So the second time I rolled the ball it did go straight down the lane, it hit about three pins and I felt like a millionaire!
That was 1965 on a snowy winter's day in Kensington Brooklyn.
It’s funny how you just remember certain things in life, and if there’s one thing I will always remember it’s the first time I rolled a bowling ball down at Park Circle Lanes. The agony of seeing it fall into the gutter, along with the joy of seeing the ball knock down a pin or two. The smell of popcorn and hotdogs along with cigarette smoke on your clothes. The walk home through the snow filled sidewalks of Kensington with Tony, Joseph and Pete. Feeling so proud of myself that I got a twenty-five, and so excited to tell my mom about the bowling alley and the fun I had there.

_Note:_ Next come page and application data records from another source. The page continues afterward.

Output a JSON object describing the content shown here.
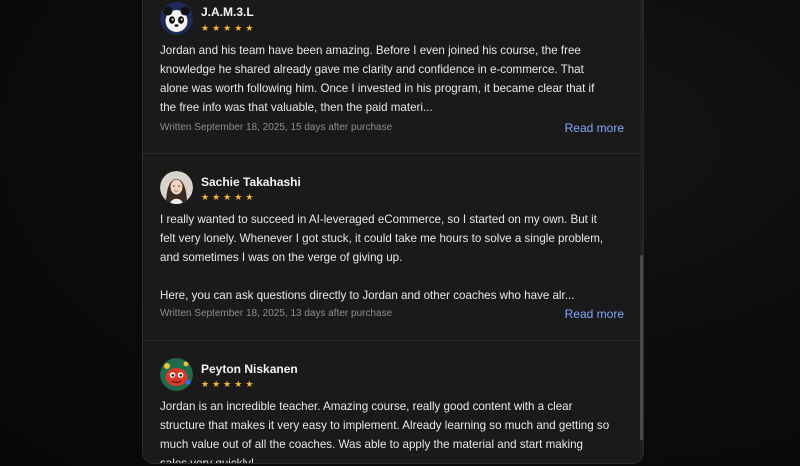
{
  "reviews": [
    {
      "name": "J.A.M.3.L",
      "rating": 5,
      "avatar_icon": "panda-avatar-icon",
      "text": "Jordan and his team have been amazing. Before I even joined his course, the free\nknowledge he shared already gave me clarity and confidence in e-commerce. That\nalone was worth following him. Once I invested in his program, it became clear that if\nthe free info was that valuable, then the paid materi...",
      "meta": "Written September 18, 2025, 15 days after purchase",
      "read_more": "Read more"
    },
    {
      "name": "Sachie Takahashi",
      "rating": 5,
      "avatar_icon": "person-photo-avatar-icon",
      "text": "I really wanted to succeed in AI-leveraged eCommerce, so I started on my own. But it\nfelt very lonely. Whenever I got stuck, it could take me hours to solve a single problem,\nand sometimes I was on the verge of giving up.\n\nHere, you can ask questions directly to Jordan and other coaches who have alr...",
      "meta": "Written September 18, 2025, 13 days after purchase",
      "read_more": "Read more"
    },
    {
      "name": "Peyton Niskanen",
      "rating": 5,
      "avatar_icon": "cartoon-avatar-icon",
      "text": "Jordan is an incredible teacher. Amazing course, really good content with a clear\nstructure that makes it very easy to implement. Already learning so much and getting so\nmuch value out of all the coaches. Was able to apply the material and start making\nsales very quickly!",
      "meta": "",
      "read_more": ""
    }
  ],
  "colors": {
    "star": "#f5b731",
    "link": "#7fa8ff",
    "panel_bg": "#1a1a1b"
  }
}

I still remember that day, isn’t that something?
So whatever happened to Kensington’s Park Circle Lanes?
Well sometime back in the late 80’s or early 90’s it closed down like many other bowling alleys in Brooklyn and just became another memory for a child of Brooklyn. Now replaced by a gigantic church right across the street form Kensington Stables where it once was.
Oh, but don't you worry, some things never change. One snowy Saturday a few weeks ago I took my kids over to Melody Lanes in Sunset Park. When the lady behind the counter handed us our shoes she made sure to remind us to return them with the laces UN-DONE!
And both my kids had the time of their lives, and maybe someday will think of it too.